▶ _LISTED RECORDS_:
----

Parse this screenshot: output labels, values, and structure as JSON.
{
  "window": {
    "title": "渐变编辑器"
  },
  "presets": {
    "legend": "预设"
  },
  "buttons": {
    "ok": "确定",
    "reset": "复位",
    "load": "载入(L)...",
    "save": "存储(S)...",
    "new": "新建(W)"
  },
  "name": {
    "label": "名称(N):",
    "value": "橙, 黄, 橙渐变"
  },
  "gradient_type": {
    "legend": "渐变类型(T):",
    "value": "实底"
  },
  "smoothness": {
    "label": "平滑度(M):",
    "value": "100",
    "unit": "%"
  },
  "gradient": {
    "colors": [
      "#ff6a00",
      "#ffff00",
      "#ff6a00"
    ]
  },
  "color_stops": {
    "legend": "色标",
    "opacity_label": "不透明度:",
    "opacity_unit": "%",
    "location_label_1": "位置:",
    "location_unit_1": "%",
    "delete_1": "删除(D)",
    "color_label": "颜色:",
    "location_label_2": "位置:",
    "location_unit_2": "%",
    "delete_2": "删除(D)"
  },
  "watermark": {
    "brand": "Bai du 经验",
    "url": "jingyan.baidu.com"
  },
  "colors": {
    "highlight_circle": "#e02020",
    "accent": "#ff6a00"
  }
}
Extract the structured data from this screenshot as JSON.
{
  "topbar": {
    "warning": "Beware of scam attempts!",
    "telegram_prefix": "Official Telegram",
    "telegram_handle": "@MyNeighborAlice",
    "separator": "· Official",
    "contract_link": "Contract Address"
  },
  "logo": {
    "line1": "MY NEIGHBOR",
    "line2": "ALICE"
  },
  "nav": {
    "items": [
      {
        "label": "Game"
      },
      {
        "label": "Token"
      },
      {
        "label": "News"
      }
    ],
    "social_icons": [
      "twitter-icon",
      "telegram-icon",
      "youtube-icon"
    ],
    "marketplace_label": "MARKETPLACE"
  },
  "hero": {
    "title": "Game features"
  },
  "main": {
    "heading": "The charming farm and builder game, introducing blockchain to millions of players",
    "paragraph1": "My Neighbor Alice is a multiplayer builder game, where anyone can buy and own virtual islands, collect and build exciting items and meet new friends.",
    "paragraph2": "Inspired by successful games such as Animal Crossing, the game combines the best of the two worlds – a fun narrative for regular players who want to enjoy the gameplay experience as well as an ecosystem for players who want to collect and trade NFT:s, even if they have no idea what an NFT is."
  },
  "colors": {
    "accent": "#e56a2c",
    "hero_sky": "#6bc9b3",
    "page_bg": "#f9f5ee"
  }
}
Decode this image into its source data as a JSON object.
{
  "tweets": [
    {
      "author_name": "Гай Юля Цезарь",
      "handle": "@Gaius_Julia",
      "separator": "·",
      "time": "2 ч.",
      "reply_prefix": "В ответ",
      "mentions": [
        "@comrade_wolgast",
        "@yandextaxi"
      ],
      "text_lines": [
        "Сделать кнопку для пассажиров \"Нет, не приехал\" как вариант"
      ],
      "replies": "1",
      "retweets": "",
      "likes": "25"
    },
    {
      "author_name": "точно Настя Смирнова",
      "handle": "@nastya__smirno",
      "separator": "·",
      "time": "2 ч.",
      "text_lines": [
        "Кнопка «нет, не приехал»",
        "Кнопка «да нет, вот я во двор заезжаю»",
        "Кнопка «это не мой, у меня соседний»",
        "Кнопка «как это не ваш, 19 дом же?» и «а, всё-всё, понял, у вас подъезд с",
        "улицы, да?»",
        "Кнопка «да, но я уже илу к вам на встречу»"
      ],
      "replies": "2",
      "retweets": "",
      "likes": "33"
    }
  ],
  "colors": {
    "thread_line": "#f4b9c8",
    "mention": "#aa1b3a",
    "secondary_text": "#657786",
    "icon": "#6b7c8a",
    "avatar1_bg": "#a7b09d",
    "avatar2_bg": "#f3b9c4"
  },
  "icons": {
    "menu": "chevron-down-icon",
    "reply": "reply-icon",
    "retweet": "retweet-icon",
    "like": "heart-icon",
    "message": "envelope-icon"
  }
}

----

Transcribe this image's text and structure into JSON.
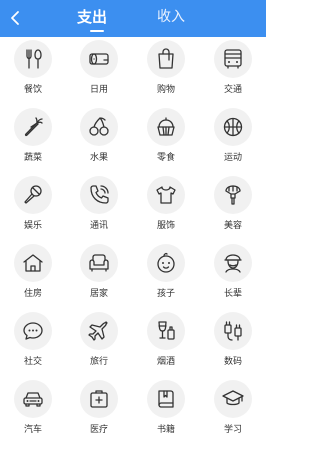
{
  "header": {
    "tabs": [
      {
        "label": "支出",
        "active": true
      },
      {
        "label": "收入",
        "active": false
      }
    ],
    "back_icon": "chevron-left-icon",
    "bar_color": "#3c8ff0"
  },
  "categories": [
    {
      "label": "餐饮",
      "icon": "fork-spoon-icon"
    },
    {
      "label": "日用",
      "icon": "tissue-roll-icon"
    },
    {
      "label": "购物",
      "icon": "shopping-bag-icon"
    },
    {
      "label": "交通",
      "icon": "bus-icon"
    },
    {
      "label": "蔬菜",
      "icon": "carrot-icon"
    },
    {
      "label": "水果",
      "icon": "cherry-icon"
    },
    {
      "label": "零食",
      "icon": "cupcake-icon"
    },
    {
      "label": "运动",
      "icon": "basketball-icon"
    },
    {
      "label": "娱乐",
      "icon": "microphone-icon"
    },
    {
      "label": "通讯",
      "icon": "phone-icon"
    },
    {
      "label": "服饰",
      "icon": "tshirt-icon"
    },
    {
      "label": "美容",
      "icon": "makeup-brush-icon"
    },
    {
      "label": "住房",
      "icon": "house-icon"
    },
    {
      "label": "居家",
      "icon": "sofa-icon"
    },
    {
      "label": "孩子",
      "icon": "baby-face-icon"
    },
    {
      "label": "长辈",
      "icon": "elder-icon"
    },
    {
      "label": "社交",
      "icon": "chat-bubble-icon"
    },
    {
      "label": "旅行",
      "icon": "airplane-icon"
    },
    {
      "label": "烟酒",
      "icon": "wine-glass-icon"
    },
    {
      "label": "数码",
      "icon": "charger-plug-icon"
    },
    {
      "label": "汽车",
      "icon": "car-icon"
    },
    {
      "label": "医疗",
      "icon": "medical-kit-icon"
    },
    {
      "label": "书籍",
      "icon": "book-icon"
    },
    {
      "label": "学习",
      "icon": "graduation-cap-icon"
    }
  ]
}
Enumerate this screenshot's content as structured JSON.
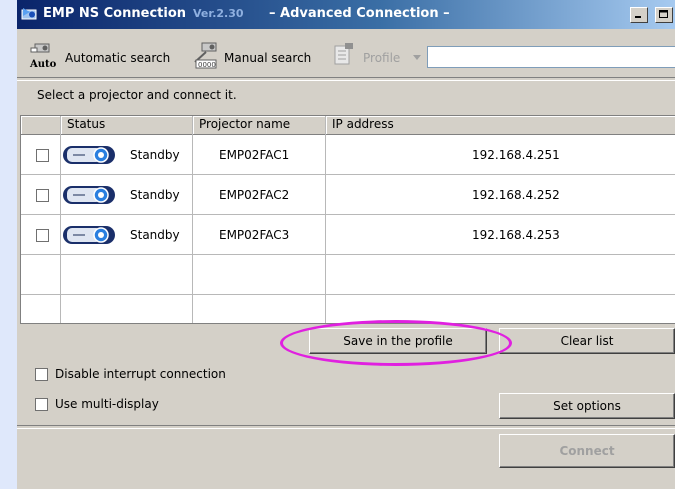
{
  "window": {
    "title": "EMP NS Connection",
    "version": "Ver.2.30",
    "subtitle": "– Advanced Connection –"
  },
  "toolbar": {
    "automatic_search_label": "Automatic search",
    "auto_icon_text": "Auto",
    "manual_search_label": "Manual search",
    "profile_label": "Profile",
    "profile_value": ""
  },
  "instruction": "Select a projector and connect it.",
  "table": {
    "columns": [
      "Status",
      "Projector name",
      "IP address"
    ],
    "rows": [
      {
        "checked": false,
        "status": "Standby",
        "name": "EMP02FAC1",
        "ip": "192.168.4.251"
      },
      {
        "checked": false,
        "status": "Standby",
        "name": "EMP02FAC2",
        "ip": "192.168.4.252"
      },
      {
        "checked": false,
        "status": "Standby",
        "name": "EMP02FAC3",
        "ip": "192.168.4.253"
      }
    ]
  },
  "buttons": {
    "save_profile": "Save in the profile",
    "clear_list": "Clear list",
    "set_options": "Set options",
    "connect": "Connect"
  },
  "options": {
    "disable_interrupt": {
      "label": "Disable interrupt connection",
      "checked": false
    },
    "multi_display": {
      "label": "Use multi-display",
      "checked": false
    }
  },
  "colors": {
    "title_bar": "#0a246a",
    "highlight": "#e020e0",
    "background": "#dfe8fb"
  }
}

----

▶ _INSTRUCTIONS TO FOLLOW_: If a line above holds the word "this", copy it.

▶ _RESULT_:
Parse this screenshot: output labels, values, and structure as JSON.
Extract the structured data from this screenshot as JSON.
Decode this image into its source data as a JSON object.
Transcribe this image's text and structure into JSON.
Enumerate this screenshot's content as structured JSON.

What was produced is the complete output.